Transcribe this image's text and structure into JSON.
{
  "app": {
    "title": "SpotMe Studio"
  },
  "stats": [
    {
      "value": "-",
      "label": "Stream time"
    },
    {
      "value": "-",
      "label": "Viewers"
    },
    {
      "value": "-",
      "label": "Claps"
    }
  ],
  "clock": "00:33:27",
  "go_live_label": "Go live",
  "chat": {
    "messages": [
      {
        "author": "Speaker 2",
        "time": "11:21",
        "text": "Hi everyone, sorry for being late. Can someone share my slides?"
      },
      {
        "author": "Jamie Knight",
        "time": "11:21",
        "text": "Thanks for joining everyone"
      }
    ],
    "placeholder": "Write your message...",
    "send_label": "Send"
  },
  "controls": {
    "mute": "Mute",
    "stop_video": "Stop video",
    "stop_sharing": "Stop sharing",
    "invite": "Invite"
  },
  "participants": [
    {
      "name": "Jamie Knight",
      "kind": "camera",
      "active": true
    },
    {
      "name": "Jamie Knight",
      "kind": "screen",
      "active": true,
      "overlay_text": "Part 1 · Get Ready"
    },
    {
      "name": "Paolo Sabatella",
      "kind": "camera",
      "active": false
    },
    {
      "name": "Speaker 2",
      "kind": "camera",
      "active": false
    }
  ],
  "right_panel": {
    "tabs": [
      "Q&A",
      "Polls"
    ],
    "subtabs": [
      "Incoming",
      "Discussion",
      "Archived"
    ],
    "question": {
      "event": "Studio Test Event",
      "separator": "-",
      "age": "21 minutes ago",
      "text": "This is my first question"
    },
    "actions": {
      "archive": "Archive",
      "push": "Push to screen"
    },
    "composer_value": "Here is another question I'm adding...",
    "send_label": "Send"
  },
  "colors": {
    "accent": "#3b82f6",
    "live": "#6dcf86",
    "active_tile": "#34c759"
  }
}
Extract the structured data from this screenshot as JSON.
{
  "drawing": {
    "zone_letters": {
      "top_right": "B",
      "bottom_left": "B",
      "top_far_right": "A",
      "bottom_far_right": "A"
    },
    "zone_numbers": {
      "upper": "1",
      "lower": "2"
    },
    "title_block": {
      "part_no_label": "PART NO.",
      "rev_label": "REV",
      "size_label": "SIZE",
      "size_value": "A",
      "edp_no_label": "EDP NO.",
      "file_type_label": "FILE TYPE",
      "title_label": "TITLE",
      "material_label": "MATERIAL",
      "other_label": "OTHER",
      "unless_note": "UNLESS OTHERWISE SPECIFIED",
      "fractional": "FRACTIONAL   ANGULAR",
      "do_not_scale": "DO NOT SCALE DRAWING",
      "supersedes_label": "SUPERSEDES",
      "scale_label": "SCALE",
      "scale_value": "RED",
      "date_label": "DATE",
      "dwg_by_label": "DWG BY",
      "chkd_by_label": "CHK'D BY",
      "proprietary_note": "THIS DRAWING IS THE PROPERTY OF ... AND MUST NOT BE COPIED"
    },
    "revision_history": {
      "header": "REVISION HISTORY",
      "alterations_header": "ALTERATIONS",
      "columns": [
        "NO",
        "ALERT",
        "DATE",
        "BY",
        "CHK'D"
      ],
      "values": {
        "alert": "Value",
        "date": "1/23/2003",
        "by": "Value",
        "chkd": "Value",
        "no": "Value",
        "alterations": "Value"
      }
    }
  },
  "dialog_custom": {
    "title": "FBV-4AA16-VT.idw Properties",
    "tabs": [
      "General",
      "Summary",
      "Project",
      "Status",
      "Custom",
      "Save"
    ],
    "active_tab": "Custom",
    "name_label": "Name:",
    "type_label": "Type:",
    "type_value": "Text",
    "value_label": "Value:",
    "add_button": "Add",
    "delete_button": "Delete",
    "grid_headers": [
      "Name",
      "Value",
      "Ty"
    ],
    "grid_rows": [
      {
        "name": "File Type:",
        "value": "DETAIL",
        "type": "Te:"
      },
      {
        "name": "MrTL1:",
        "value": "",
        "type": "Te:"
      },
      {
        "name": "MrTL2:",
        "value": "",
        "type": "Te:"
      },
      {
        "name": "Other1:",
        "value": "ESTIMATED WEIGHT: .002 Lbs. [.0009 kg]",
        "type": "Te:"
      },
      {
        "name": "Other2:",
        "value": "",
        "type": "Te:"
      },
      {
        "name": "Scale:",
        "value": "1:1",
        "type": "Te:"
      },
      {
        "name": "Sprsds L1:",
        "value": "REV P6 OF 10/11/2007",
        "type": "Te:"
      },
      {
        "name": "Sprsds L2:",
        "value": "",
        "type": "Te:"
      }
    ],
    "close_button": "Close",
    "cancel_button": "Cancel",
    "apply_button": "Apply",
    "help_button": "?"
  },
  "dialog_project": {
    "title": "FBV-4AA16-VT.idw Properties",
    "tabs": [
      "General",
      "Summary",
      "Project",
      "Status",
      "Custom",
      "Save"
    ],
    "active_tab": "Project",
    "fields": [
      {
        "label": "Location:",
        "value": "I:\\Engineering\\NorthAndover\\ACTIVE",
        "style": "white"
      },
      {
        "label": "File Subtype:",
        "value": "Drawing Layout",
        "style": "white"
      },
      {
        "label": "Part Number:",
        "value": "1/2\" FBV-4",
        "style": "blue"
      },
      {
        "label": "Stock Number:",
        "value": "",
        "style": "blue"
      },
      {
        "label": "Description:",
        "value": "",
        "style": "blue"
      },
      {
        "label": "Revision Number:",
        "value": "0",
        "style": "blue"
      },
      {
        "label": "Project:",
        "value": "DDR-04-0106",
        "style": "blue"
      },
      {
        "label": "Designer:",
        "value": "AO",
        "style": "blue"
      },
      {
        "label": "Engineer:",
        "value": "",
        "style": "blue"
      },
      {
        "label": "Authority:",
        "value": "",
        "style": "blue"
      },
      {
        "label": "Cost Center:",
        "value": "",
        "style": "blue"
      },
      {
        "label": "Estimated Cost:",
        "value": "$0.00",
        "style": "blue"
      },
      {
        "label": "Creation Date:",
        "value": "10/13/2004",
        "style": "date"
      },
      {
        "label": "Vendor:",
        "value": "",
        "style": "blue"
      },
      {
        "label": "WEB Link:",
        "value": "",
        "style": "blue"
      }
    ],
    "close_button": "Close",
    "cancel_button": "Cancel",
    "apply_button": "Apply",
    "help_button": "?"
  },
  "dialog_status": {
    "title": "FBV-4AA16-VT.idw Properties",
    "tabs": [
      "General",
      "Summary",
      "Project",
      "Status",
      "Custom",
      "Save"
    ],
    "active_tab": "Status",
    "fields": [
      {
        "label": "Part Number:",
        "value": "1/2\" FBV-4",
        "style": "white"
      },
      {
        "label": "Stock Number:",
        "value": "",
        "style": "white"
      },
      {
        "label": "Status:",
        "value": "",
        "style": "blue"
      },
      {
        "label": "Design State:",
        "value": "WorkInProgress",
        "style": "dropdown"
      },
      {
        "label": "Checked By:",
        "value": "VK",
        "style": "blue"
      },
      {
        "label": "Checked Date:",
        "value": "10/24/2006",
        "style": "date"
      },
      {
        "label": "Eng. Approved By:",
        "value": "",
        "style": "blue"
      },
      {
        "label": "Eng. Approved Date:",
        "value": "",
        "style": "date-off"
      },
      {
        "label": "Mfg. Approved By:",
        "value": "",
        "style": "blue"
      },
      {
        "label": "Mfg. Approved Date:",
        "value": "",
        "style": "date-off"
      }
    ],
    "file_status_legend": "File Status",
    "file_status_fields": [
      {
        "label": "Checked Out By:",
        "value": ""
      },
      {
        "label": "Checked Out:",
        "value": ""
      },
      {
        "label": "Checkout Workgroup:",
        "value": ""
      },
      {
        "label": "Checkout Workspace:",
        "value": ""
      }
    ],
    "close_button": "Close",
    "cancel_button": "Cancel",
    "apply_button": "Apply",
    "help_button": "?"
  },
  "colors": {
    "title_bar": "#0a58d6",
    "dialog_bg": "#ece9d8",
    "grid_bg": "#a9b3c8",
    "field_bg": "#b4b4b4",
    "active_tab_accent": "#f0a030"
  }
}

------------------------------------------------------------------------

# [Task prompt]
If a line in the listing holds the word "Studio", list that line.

# [Written solution]
    "title": "SpotMe Studio"
      "event": "Studio Test Event",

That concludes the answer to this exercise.